● What you have to do
The records below must be output exactly, without pictures.
START Dataset records
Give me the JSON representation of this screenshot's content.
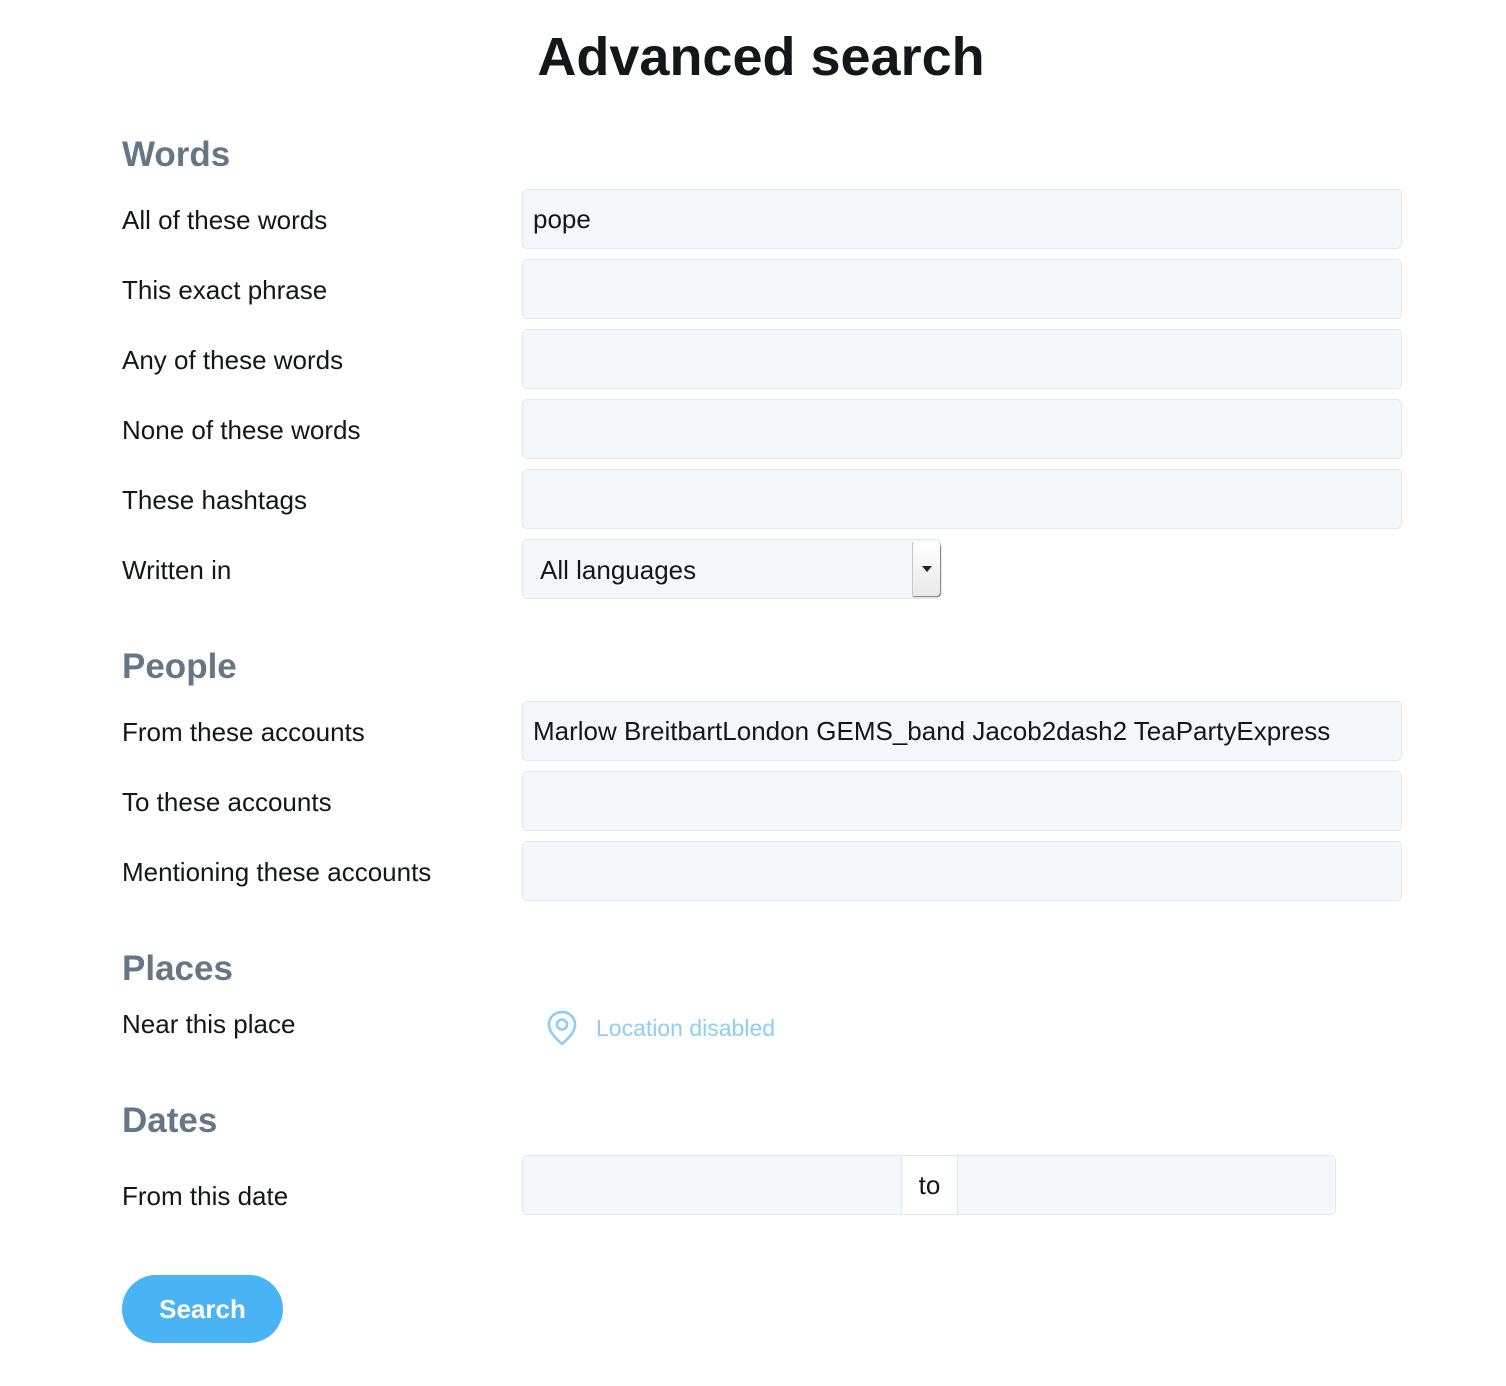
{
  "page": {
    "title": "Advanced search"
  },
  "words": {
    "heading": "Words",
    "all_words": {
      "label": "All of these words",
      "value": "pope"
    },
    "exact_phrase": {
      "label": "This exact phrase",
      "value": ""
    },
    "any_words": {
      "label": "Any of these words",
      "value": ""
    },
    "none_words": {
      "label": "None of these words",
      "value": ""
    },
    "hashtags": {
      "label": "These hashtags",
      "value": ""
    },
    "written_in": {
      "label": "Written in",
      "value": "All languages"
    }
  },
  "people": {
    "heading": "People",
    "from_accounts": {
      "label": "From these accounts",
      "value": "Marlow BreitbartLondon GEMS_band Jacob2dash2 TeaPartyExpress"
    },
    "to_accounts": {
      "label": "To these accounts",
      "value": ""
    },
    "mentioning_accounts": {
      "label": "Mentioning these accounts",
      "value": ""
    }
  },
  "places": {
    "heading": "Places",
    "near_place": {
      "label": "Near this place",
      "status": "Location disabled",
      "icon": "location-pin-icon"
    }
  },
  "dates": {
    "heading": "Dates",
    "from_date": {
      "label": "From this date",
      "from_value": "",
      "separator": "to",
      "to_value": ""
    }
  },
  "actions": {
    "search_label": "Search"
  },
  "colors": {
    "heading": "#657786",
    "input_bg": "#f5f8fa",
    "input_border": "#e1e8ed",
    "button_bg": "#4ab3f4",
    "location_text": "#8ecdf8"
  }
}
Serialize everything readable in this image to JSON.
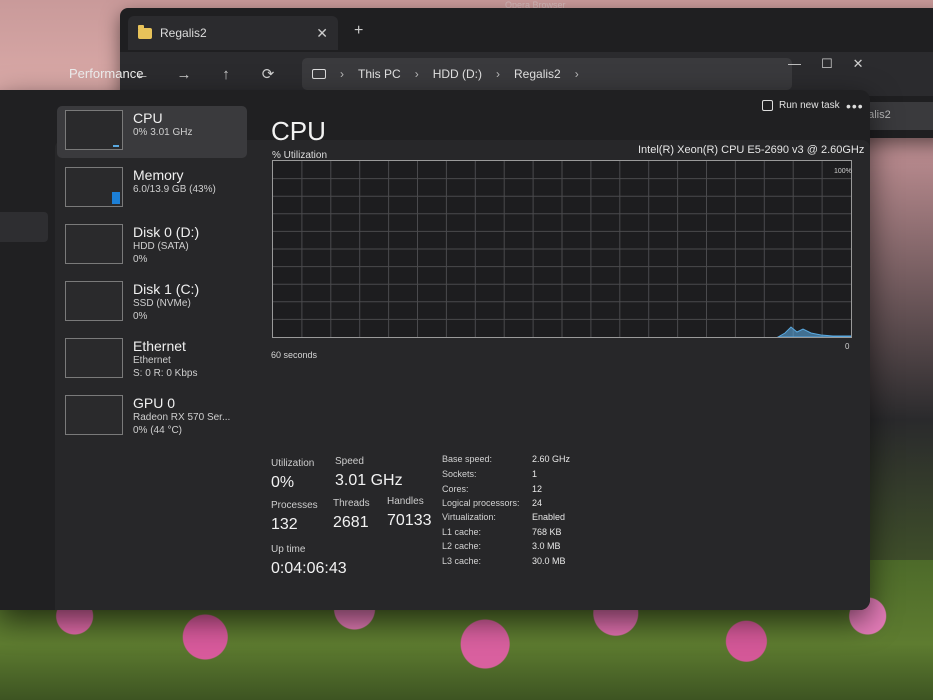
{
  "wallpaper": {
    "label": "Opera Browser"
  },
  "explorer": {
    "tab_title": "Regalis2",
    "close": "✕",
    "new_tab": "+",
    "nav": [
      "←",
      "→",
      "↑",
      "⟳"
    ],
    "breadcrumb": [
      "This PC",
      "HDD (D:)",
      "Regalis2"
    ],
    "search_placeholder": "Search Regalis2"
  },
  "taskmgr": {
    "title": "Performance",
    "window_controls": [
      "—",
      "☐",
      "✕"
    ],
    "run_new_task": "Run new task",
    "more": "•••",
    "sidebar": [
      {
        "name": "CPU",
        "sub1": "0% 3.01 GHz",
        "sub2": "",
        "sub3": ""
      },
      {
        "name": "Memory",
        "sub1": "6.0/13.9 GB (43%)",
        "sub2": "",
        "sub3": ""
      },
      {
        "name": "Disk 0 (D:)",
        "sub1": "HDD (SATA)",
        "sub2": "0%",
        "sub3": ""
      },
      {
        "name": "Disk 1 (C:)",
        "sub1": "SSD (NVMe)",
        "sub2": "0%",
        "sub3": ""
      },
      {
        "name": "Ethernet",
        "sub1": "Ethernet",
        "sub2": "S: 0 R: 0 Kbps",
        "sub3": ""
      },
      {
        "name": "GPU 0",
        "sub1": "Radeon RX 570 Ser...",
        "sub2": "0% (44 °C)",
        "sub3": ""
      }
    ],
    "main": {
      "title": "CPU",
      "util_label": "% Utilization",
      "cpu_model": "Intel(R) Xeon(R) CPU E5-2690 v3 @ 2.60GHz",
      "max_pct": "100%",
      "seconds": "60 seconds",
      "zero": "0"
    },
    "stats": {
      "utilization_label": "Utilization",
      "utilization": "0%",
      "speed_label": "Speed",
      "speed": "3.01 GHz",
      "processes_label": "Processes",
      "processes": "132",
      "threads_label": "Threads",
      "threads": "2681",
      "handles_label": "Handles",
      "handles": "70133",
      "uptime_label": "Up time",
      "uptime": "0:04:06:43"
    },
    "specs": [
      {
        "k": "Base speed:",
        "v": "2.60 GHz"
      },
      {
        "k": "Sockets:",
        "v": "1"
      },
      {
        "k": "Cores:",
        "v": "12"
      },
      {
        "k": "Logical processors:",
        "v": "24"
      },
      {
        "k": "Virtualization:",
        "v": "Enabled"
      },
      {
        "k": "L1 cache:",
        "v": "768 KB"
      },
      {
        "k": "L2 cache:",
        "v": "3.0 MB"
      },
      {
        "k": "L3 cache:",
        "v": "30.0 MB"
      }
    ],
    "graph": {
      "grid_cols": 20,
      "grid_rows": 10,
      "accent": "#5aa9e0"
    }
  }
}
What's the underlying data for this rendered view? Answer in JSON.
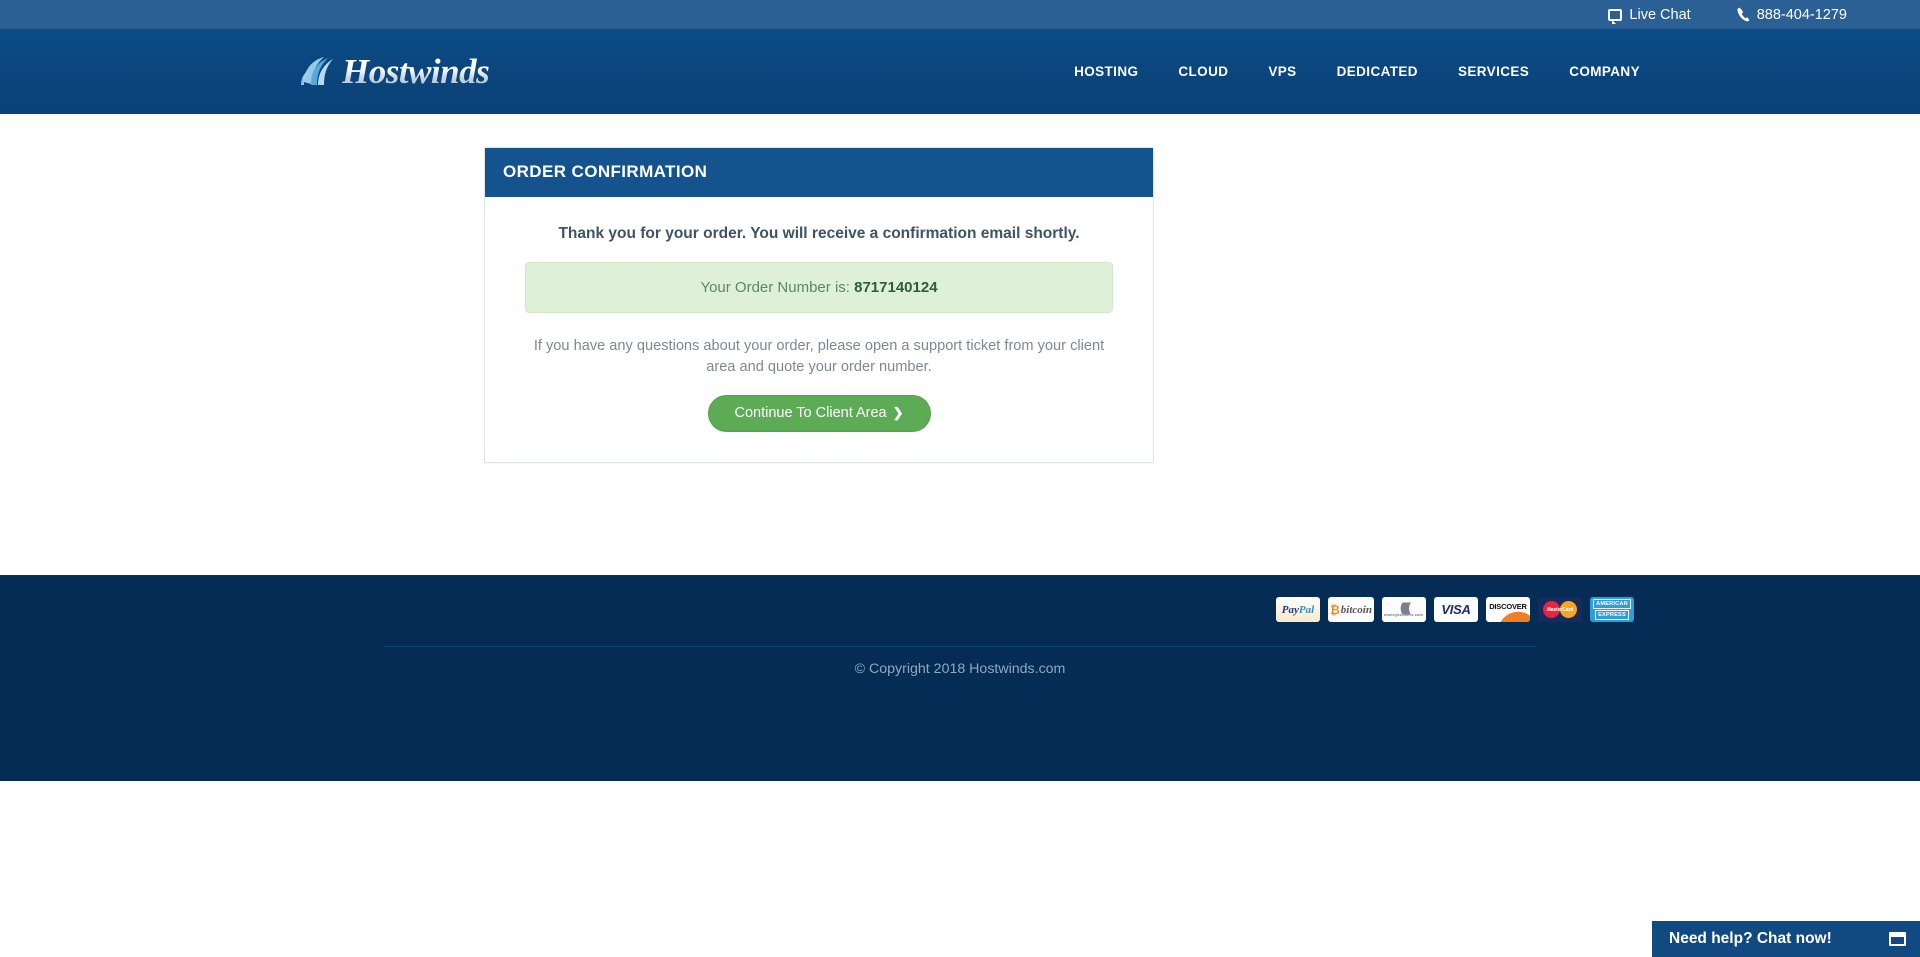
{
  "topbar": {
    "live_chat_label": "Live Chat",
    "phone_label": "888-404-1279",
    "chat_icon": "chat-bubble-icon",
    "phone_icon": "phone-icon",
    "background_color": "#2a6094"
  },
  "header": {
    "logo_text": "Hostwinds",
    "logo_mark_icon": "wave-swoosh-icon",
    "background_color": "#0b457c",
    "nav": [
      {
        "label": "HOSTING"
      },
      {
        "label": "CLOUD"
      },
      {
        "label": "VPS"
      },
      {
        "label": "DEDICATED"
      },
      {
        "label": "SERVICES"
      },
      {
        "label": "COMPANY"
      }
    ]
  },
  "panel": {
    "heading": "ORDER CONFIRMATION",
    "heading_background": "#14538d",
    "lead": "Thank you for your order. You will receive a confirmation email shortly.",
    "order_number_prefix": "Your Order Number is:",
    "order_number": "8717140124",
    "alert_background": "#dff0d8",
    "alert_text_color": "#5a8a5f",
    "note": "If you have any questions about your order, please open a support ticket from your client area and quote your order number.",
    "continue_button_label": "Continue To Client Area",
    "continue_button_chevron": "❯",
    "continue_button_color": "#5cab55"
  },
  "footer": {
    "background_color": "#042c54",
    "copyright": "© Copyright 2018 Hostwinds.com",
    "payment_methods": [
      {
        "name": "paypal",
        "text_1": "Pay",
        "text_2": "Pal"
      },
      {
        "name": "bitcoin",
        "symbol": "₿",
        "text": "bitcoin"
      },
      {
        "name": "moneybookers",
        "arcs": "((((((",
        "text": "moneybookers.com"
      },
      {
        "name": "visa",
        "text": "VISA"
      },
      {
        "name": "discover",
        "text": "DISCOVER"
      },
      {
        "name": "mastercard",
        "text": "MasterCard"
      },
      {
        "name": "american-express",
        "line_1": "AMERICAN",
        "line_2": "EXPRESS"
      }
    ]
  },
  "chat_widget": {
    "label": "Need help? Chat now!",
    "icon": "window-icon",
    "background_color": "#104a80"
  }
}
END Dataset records
● Answer space
Give me the JSON representation of this screenshot's content.
{
  "page": {
    "title": "Advanced search"
  },
  "words": {
    "heading": "Words",
    "all_words": {
      "label": "All of these words",
      "value": "pope"
    },
    "exact_phrase": {
      "label": "This exact phrase",
      "value": ""
    },
    "any_words": {
      "label": "Any of these words",
      "value": ""
    },
    "none_words": {
      "label": "None of these words",
      "value": ""
    },
    "hashtags": {
      "label": "These hashtags",
      "value": ""
    },
    "written_in": {
      "label": "Written in",
      "value": "All languages"
    }
  },
  "people": {
    "heading": "People",
    "from_accounts": {
      "label": "From these accounts",
      "value": "Marlow BreitbartLondon GEMS_band Jacob2dash2 TeaPartyExpress"
    },
    "to_accounts": {
      "label": "To these accounts",
      "value": ""
    },
    "mentioning_accounts": {
      "label": "Mentioning these accounts",
      "value": ""
    }
  },
  "places": {
    "heading": "Places",
    "near_place": {
      "label": "Near this place",
      "status": "Location disabled",
      "icon": "location-pin-icon"
    }
  },
  "dates": {
    "heading": "Dates",
    "from_date": {
      "label": "From this date",
      "from_value": "",
      "separator": "to",
      "to_value": ""
    }
  },
  "actions": {
    "search_label": "Search"
  },
  "colors": {
    "heading": "#657786",
    "input_bg": "#f5f8fa",
    "input_border": "#e1e8ed",
    "button_bg": "#4ab3f4",
    "location_text": "#8ecdf8"
  }
}
Serialize everything readable in this image to JSON.
{
  "wallpaper": {
    "label": "Opera Browser"
  },
  "explorer": {
    "tab_title": "Regalis2",
    "close": "✕",
    "new_tab": "+",
    "nav": [
      "←",
      "→",
      "↑",
      "⟳"
    ],
    "breadcrumb": [
      "This PC",
      "HDD (D:)",
      "Regalis2"
    ],
    "search_placeholder": "Search Regalis2"
  },
  "taskmgr": {
    "title": "Performance",
    "window_controls": [
      "—",
      "☐",
      "✕"
    ],
    "run_new_task": "Run new task",
    "more": "•••",
    "sidebar": [
      {
        "name": "CPU",
        "sub1": "0% 3.01 GHz",
        "sub2": "",
        "sub3": ""
      },
      {
        "name": "Memory",
        "sub1": "6.0/13.9 GB (43%)",
        "sub2": "",
        "sub3": ""
      },
      {
        "name": "Disk 0 (D:)",
        "sub1": "HDD (SATA)",
        "sub2": "0%",
        "sub3": ""
      },
      {
        "name": "Disk 1 (C:)",
        "sub1": "SSD (NVMe)",
        "sub2": "0%",
        "sub3": ""
      },
      {
        "name": "Ethernet",
        "sub1": "Ethernet",
        "sub2": "S: 0 R: 0 Kbps",
        "sub3": ""
      },
      {
        "name": "GPU 0",
        "sub1": "Radeon RX 570 Ser...",
        "sub2": "0% (44 °C)",
        "sub3": ""
      }
    ],
    "main": {
      "title": "CPU",
      "util_label": "% Utilization",
      "cpu_model": "Intel(R) Xeon(R) CPU E5-2690 v3 @ 2.60GHz",
      "max_pct": "100%",
      "seconds": "60 seconds",
      "zero": "0"
    },
    "stats": {
      "utilization_label": "Utilization",
      "utilization": "0%",
      "speed_label": "Speed",
      "speed": "3.01 GHz",
      "processes_label": "Processes",
      "processes": "132",
      "threads_label": "Threads",
      "threads": "2681",
      "handles_label": "Handles",
      "handles": "70133",
      "uptime_label": "Up time",
      "uptime": "0:04:06:43"
    },
    "specs": [
      {
        "k": "Base speed:",
        "v": "2.60 GHz"
      },
      {
        "k": "Sockets:",
        "v": "1"
      },
      {
        "k": "Cores:",
        "v": "12"
      },
      {
        "k": "Logical processors:",
        "v": "24"
      },
      {
        "k": "Virtualization:",
        "v": "Enabled"
      },
      {
        "k": "L1 cache:",
        "v": "768 KB"
      },
      {
        "k": "L2 cache:",
        "v": "3.0 MB"
      },
      {
        "k": "L3 cache:",
        "v": "30.0 MB"
      }
    ],
    "graph": {
      "grid_cols": 20,
      "grid_rows": 10,
      "accent": "#5aa9e0"
    }
  }
}
What's the underlying data for this rendered view? Answer in JSON.
{
  "topbar": {
    "live_chat_label": "Live Chat",
    "phone_label": "888-404-1279",
    "chat_icon": "chat-bubble-icon",
    "phone_icon": "phone-icon",
    "background_color": "#2a6094"
  },
  "header": {
    "logo_text": "Hostwinds",
    "logo_mark_icon": "wave-swoosh-icon",
    "background_color": "#0b457c",
    "nav": [
      {
        "label": "HOSTING"
      },
      {
        "label": "CLOUD"
      },
      {
        "label": "VPS"
      },
      {
        "label": "DEDICATED"
      },
      {
        "label": "SERVICES"
      },
      {
        "label": "COMPANY"
      }
    ]
  },
  "panel": {
    "heading": "ORDER CONFIRMATION",
    "heading_background": "#14538d",
    "lead": "Thank you for your order. You will receive a confirmation email shortly.",
    "order_number_prefix": "Your Order Number is:",
    "order_number": "8717140124",
    "alert_background": "#dff0d8",
    "alert_text_color": "#5a8a5f",
    "note": "If you have any questions about your order, please open a support ticket from your client area and quote your order number.",
    "continue_button_label": "Continue To Client Area",
    "continue_button_chevron": "❯",
    "continue_button_color": "#5cab55"
  },
  "footer": {
    "background_color": "#042c54",
    "copyright": "© Copyright 2018 Hostwinds.com",
    "payment_methods": [
      {
        "name": "paypal",
        "text_1": "Pay",
        "text_2": "Pal"
      },
      {
        "name": "bitcoin",
        "symbol": "₿",
        "text": "bitcoin"
      },
      {
        "name": "moneybookers",
        "arcs": "((((((",
        "text": "moneybookers.com"
      },
      {
        "name": "visa",
        "text": "VISA"
      },
      {
        "name": "discover",
        "text": "DISCOVER"
      },
      {
        "name": "mastercard",
        "text": "MasterCard"
      },
      {
        "name": "american-express",
        "line_1": "AMERICAN",
        "line_2": "EXPRESS"
      }
    ]
  },
  "chat_widget": {
    "label": "Need help? Chat now!",
    "icon": "window-icon",
    "background_color": "#104a80"
  }
}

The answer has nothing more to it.